**Try it:**
List all lines in the material below that contain "刷新结果".

**Material supplied:**
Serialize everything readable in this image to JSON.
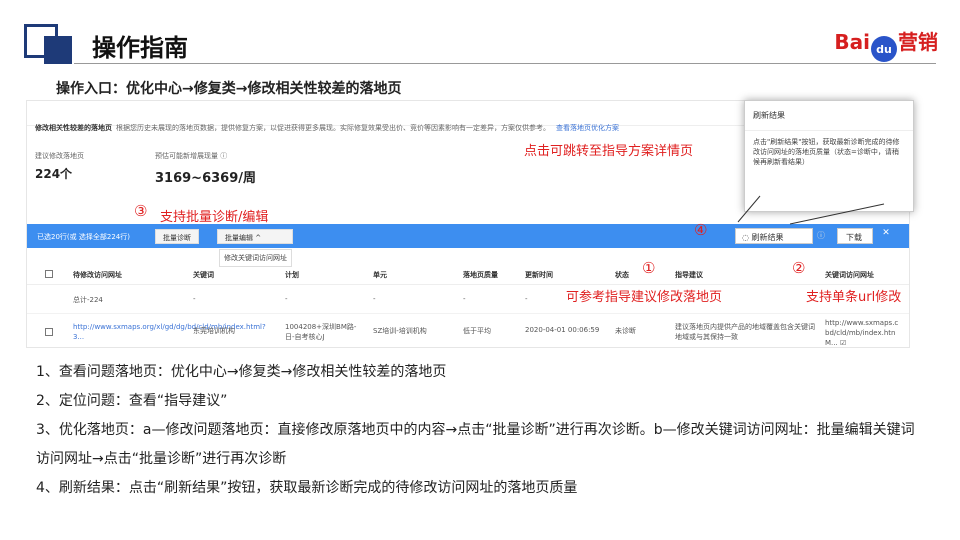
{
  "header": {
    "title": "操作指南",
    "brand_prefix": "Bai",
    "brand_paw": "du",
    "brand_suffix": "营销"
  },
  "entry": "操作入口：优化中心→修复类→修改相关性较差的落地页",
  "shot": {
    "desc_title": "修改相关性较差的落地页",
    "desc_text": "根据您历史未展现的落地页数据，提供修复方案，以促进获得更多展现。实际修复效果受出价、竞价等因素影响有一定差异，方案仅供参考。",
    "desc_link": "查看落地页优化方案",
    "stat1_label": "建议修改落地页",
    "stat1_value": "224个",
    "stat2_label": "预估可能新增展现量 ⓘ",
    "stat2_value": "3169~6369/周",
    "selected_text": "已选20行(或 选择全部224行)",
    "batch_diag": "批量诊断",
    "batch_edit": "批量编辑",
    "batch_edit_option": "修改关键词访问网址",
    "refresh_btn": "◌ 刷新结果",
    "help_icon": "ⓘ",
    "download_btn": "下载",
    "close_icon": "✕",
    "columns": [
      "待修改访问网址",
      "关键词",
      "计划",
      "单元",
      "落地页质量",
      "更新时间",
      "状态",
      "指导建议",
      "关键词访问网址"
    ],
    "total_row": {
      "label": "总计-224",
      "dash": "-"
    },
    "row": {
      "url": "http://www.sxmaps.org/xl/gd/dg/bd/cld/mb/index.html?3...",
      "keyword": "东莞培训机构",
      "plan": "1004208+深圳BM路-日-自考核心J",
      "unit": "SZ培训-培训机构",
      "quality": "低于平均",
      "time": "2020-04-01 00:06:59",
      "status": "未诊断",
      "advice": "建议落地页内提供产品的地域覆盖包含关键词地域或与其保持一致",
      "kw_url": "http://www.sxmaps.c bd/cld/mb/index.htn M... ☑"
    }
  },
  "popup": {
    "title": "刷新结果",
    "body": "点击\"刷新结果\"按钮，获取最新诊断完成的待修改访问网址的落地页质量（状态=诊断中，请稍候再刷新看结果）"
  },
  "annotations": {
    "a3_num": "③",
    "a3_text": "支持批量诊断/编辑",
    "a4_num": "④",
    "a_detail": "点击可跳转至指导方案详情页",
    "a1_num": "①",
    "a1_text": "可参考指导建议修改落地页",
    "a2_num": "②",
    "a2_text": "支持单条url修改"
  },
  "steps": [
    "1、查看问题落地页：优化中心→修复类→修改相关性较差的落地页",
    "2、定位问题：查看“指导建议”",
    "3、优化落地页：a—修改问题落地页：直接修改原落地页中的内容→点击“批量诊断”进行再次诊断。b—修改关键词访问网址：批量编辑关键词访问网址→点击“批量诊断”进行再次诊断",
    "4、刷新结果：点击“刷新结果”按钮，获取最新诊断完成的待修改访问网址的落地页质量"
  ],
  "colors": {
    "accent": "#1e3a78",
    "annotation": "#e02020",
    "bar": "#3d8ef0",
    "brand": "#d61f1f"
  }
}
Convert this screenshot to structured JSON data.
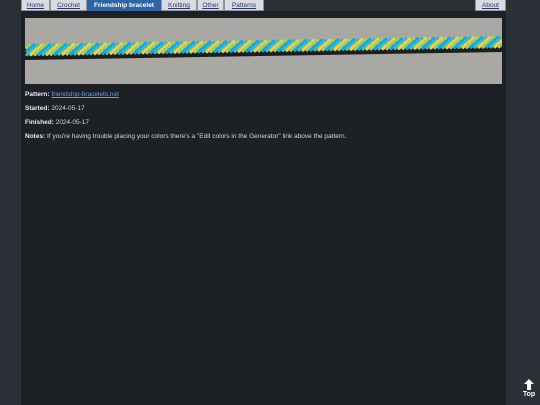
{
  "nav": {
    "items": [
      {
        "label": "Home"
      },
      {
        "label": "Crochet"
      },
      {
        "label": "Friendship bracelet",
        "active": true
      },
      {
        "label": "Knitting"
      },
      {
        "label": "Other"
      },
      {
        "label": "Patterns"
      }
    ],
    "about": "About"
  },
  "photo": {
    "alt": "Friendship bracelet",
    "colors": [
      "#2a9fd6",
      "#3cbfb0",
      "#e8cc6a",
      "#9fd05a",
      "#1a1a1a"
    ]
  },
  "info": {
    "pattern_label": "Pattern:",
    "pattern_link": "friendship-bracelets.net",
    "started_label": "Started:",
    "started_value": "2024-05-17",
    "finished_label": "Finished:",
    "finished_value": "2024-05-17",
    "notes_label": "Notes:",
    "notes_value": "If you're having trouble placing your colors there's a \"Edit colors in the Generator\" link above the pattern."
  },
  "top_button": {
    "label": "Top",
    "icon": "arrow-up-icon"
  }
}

**Finished exercise:**
    "refresh_btn": "◌ 刷新结果",
    "title": "刷新结果",
    "body": "点击\"刷新结果\"按钮，获取最新诊断完成的待修改访问网址的落地页质量（状态=诊断中，请稍候再刷新看结果）"
    "4、刷新结果：点击“刷新结果”按钮，获取最新诊断完成的待修改访问网址的落地页质量"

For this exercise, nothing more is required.